## RECORDS PROVIDED
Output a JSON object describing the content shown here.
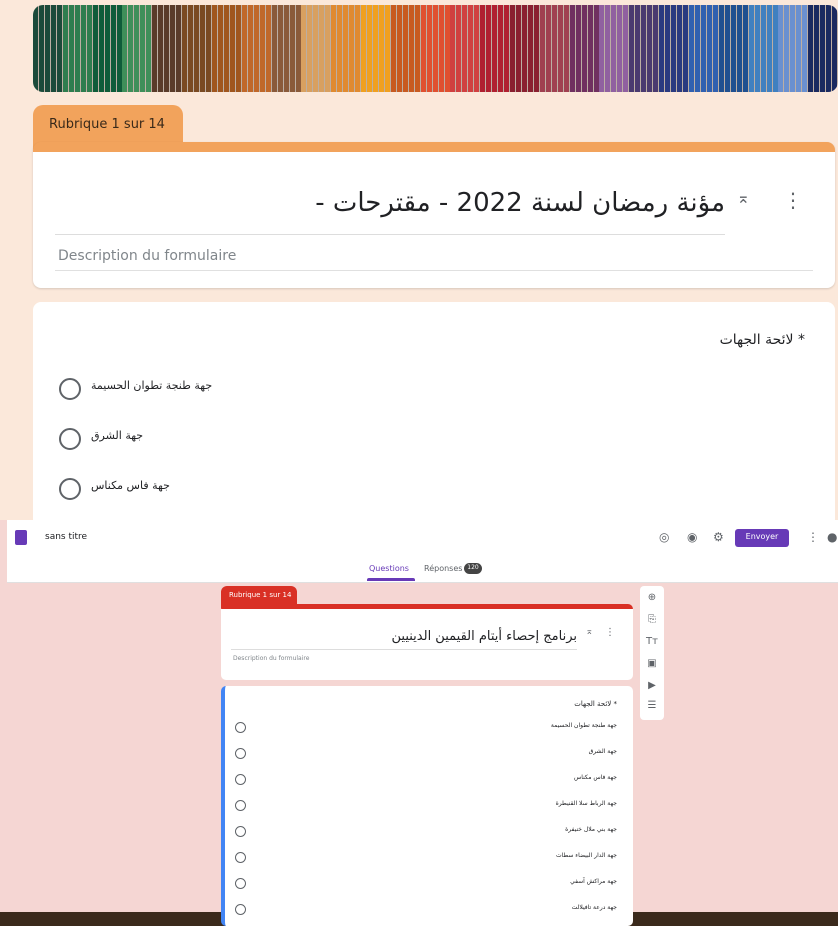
{
  "top": {
    "section_tab": "Rubrique 1 sur 14",
    "form_title": "مؤنة رمضان لسنة 2022 - مقترحات -",
    "description_placeholder": "Description du formulaire",
    "collapse_icon": "collapse-icon",
    "more_icon": "more-vert-icon",
    "question": {
      "title": "* لائحة الجهات",
      "options": [
        "جهة طنجة تطوان الحسيمة",
        "جهة الشرق",
        "جهة فاس مكناس"
      ]
    }
  },
  "bottom": {
    "app_bar": {
      "doc_name": "sans titre",
      "send_label": "Envoyer",
      "icons": [
        "palette-icon",
        "eye-icon",
        "settings-icon"
      ]
    },
    "tabs": {
      "questions": "Questions",
      "responses": "Réponses",
      "responses_count": "120"
    },
    "section_tab": "Rubrique 1 sur 14",
    "form_title": "برنامج إحصاء أيتام القيمين الدينيين",
    "description_placeholder": "Description du formulaire",
    "question": {
      "title": "* لائحة الجهات",
      "options": [
        "جهة طنجة تطوان الحسيمة",
        "جهة الشرق",
        "جهة فاس مكناس",
        "جهة الرباط سلا القنيطرة",
        "جهة بني ملال خنيفرة",
        "جهة الدار البيضاء سطات",
        "جهة مراكش آسفي",
        "جهة درعة تافيلالت"
      ]
    },
    "toolbar_icons": [
      "add-question-icon",
      "import-icon",
      "title-icon",
      "image-icon",
      "video-icon",
      "section-icon"
    ]
  },
  "colors": {
    "orange_accent": "#f2a35c",
    "red_accent": "#d93025",
    "purple": "#673ab7",
    "blue_focus": "#4285f4"
  }
}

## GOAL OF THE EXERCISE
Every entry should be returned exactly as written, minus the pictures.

## ANSWER
Output a JSON object describing the content shown here.
{
  "top": {
    "section_tab": "Rubrique 1 sur 14",
    "form_title": "مؤنة رمضان لسنة 2022 - مقترحات -",
    "description_placeholder": "Description du formulaire",
    "collapse_icon": "collapse-icon",
    "more_icon": "more-vert-icon",
    "question": {
      "title": "* لائحة الجهات",
      "options": [
        "جهة طنجة تطوان الحسيمة",
        "جهة الشرق",
        "جهة فاس مكناس"
      ]
    }
  },
  "bottom": {
    "app_bar": {
      "doc_name": "sans titre",
      "send_label": "Envoyer",
      "icons": [
        "palette-icon",
        "eye-icon",
        "settings-icon"
      ]
    },
    "tabs": {
      "questions": "Questions",
      "responses": "Réponses",
      "responses_count": "120"
    },
    "section_tab": "Rubrique 1 sur 14",
    "form_title": "برنامج إحصاء أيتام القيمين الدينيين",
    "description_placeholder": "Description du formulaire",
    "question": {
      "title": "* لائحة الجهات",
      "options": [
        "جهة طنجة تطوان الحسيمة",
        "جهة الشرق",
        "جهة فاس مكناس",
        "جهة الرباط سلا القنيطرة",
        "جهة بني ملال خنيفرة",
        "جهة الدار البيضاء سطات",
        "جهة مراكش آسفي",
        "جهة درعة تافيلالت"
      ]
    },
    "toolbar_icons": [
      "add-question-icon",
      "import-icon",
      "title-icon",
      "image-icon",
      "video-icon",
      "section-icon"
    ]
  },
  "colors": {
    "orange_accent": "#f2a35c",
    "red_accent": "#d93025",
    "purple": "#673ab7",
    "blue_focus": "#4285f4"
  }
}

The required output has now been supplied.